§ **Problem description**
Where a line of the entries holds the string "this", copy that line.

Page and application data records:
══════

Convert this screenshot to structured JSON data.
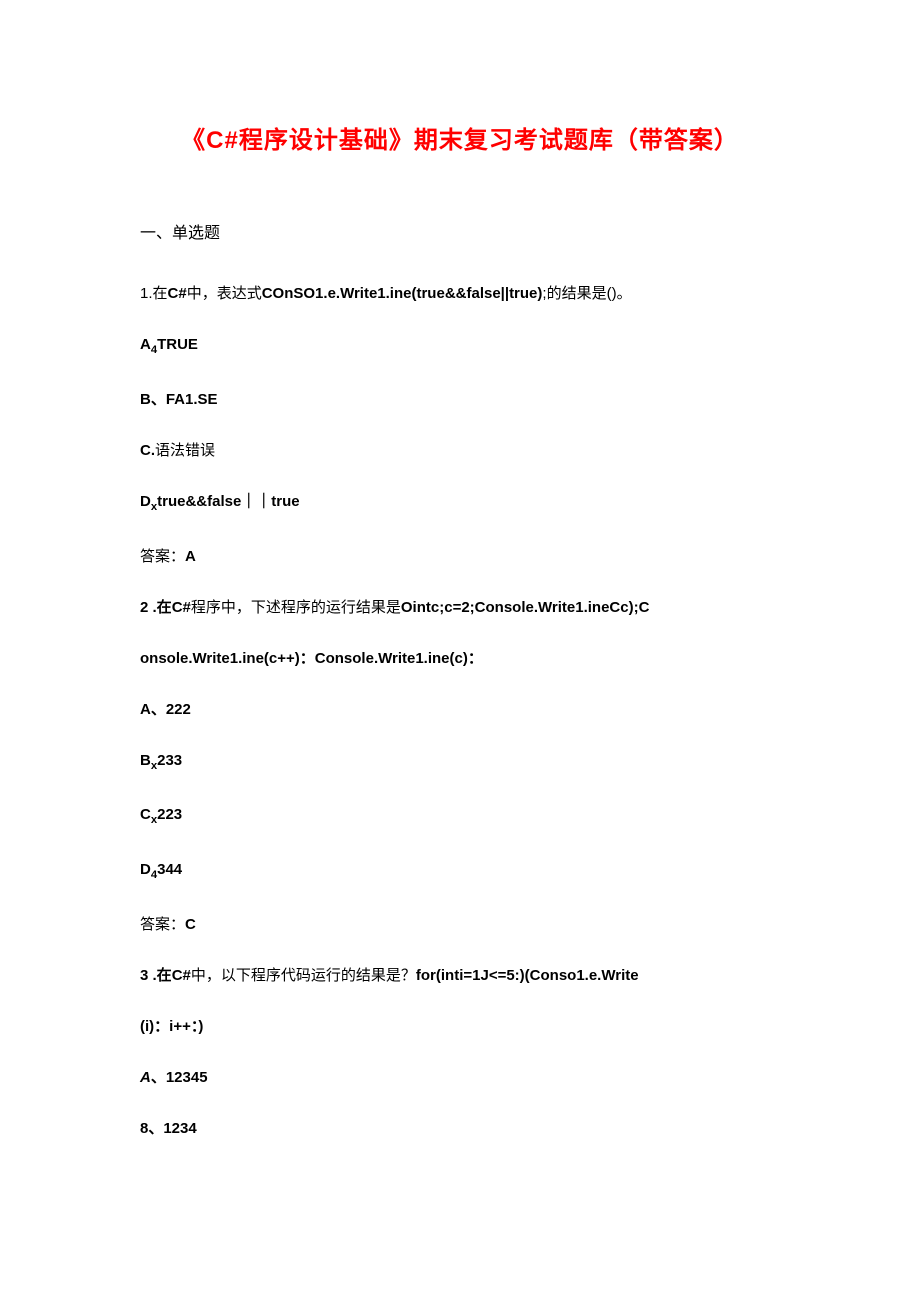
{
  "title": "《C#程序设计基础》期末复习考试题库（带答案）",
  "section": "一、单选题",
  "q1": {
    "stem_prefix": "1.在",
    "stem_bold1": "C#",
    "stem_mid1": "中，表达式",
    "stem_bold2": "COnSO1.e.Write1.ine(true&&false||true)",
    "stem_suffix": ";的结果是()。",
    "a_prefix": "A",
    "a_sub": "4",
    "a_bold": "TRUE",
    "b": "B、FA1.SE",
    "c_bold": "C.",
    "c_txt": "语法错误",
    "d_prefix": "D",
    "d_sub": "x",
    "d_bold": "true&&false｜｜true",
    "ans_label": "答案：",
    "ans_val": "A"
  },
  "q2": {
    "stem_prefix": "2   .在",
    "stem_bold1": "C#",
    "stem_mid1": "程序中，下述程序的运行结果是",
    "stem_bold2": "Ointc;c=2;Console.Write1.ineCc);C",
    "line2": "onsole.Write1.ine(c++)：Console.Write1.ine(c)：",
    "a": "A、222",
    "b_prefix": "B",
    "b_sub": "x",
    "b_bold": "233",
    "c_prefix": "C",
    "c_sub": "x",
    "c_bold": "223",
    "d_prefix": "D",
    "d_sub": "4",
    "d_bold": "344",
    "ans_label": "答案：",
    "ans_val": "C"
  },
  "q3": {
    "stem_prefix": "3   .在",
    "stem_bold1": "C#",
    "stem_mid1": "中，以下程序代码运行的结果是？",
    "stem_bold2": "for(inti=1J<=5:)(Conso1.e.Write",
    "line2": "(i)：i++：)",
    "a_italic": "A",
    "a_bold": "、12345",
    "b": "8、1234"
  }
}
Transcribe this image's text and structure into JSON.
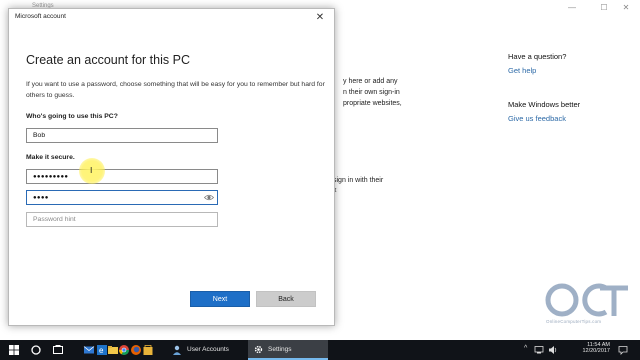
{
  "settings": {
    "title": "Settings",
    "controls": {
      "minimize": "—",
      "maximize": "☐",
      "close": "✕"
    },
    "fragments": [
      "y here or add any",
      "n their own sign-in",
      "propriate websites,",
      "sign in with their",
      "x"
    ],
    "aside": {
      "question_heading": "Have a question?",
      "question_link": "Get help",
      "better_heading": "Make Windows better",
      "better_link": "Give us feedback"
    }
  },
  "dialog": {
    "title": "Microsoft account",
    "close_glyph": "✕",
    "heading": "Create an account for this PC",
    "description": "If you want to use a password, choose something that will be easy for you to remember but hard for others to guess.",
    "user_label": "Who's going to use this PC?",
    "username_value": "Bob",
    "secure_label": "Make it secure.",
    "password_value": "●●●●●●●●●",
    "reenter_value": "●●●●",
    "hint_placeholder": "Password hint",
    "next_label": "Next",
    "back_label": "Back"
  },
  "cursor": {
    "glyph": "I"
  },
  "watermark": {
    "logo_text": "OCT",
    "caption": "OnlineComputerTips.com"
  },
  "taskbar": {
    "apps": [
      {
        "name": "User Accounts",
        "active": false
      },
      {
        "name": "Settings",
        "active": true
      }
    ],
    "time": "11:54 AM",
    "date": "12/20/2017"
  },
  "colors": {
    "accent": "#1e6fc7",
    "link": "#2d6aa7",
    "taskbar": "#101318",
    "cursor_highlight": "#fff06e"
  }
}
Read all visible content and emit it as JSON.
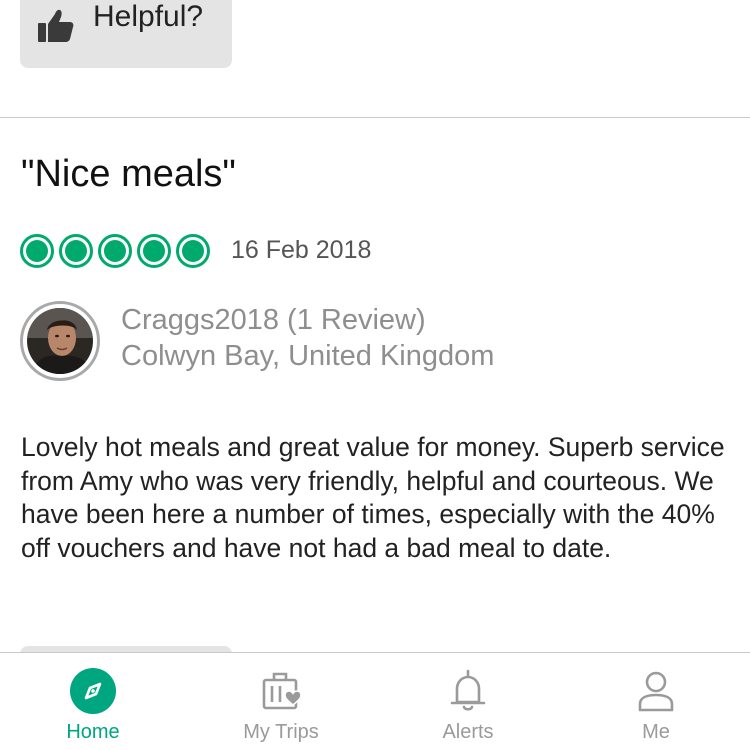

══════

§ **Response**
Convert this screenshot to structured JSON data.
Transcribe this image's text and structure into JSON.
    "heading": "Create an account for this PC",
    "user_label": "Who's going to use this PC?",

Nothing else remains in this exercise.